Sarees: Fashion veterans like Abraham and Thakore and Tarun Tahiliani treated sarees with their signature style. While the designer duo kept their ahimsa silk woven drapes clean with only temple borders and miniature prints punctuated to break the monotone, Tarun Tahiliani added colour and shine to his sarees, made perfect for festive occasions.


Cowl: Pushing the envelope on traditional silhouettes, designers for menswear experimented with the hemlines, often resorting to the cowl at the bottom half of the garment instead of at the regular neckline. Shantanu and Nikhil used the classic combination of black and white for his cowl hems while Malini Ramani incorporated cowl hems into women’s garments as well.  An interesting tweak to the regular affair.


Summer black

SAYING BLACK IS classic would be the understatement of the century, especially now since it’s one of the hottest shades this spring/summer 2014. If you thought black was only for the evenings or winter months, think again; there are limitless ways to work this colour when the sun is out. The best thing about this trend, it can be seamlessly carried over to winter as well.


Whether you are stepping out to meet your girlfriends for some iced tea or are headed for a fancy do, you can wear black. Shruti Hassan looked super sophisticated in her solid black halter gown while Charlize Theron’s black shorts and tee was classy yet casual. Margot Robbie sizzled in a black maxi that turned heads. Kate Beckinsale looks uber-stylish in a black jacket and trousers while Selena Gomez worked the soft-Goth look perfectly.


Runways of designer’s from Diesel to Ellie Saab saw black used in their own signature styles. From Saab’s super feminine lace, shimmer and strategically transparent collection to Diesels massive reflective sequins and studs on all black ensembles there is no escaping this trend. Men’s collections saw a lot of black too; Alexander Wang’s black tees and shorts are summer-casual yet trendy. Ralph Lauren’s clean cut dresses in black are great for those who like to dress more on the conventional side.




Feel like getting in on this trend but are not sure how? Black can make you look quite hot, literally. So be sure to wear cuts that are loose and let your skin breathe. Airy maxis, strappy dresses, loose shirts and shorts are all great picks. Strappy sandals in black are great to pair with most of these options.

So bare your shoulders or sport a slinky back dress, sheer panels, linen, cotton and jersey are all great choices for black fabrics. There are very few wrongs in life, so take your chances with black this season, just make sure you keep it breezy with the cuts and fabrics.
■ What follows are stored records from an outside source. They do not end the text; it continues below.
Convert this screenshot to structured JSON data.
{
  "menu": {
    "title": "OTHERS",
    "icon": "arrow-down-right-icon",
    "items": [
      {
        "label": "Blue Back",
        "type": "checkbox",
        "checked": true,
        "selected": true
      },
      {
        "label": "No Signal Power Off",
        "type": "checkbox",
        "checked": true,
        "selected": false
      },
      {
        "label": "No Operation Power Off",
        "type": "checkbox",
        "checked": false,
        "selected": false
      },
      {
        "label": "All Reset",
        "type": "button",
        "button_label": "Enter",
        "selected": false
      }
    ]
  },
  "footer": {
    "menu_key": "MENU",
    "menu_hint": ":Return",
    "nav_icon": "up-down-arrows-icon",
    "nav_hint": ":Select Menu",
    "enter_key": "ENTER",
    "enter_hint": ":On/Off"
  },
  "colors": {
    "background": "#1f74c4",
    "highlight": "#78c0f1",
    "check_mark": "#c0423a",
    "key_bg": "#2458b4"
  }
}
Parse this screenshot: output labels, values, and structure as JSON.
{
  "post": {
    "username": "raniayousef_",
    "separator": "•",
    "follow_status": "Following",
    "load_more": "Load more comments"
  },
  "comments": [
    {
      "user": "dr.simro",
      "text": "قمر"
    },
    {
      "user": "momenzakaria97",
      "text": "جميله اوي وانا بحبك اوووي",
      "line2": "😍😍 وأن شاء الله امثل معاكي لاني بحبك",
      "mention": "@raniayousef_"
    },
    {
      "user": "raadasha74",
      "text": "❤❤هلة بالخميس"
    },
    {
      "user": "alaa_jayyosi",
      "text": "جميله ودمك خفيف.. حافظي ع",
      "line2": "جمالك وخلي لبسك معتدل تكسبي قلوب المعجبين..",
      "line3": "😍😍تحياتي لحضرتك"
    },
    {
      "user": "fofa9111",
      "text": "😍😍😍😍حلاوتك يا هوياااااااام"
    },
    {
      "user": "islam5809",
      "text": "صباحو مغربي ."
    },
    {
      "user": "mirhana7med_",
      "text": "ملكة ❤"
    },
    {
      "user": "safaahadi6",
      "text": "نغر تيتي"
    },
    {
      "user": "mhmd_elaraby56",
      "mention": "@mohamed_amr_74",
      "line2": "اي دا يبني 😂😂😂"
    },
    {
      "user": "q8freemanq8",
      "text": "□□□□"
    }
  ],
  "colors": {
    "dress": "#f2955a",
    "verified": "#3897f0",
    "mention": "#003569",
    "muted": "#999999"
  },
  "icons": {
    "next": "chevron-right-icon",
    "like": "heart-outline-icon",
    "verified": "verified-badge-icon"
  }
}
IMAGE CREDITS: http://www.thefashionisto.com, http://www.fashionisers.com, http://www.fashionisers.com, http://www.chinadaily.com.cn, http://www.fashionisers.com, http://thebestfashionblog.com, http://2-ps.googleusercontent.com, http://www.lifestylemirror.com, http://fabfashionfix.com, http://fabfashionfix.com, http://fabfashionfix.com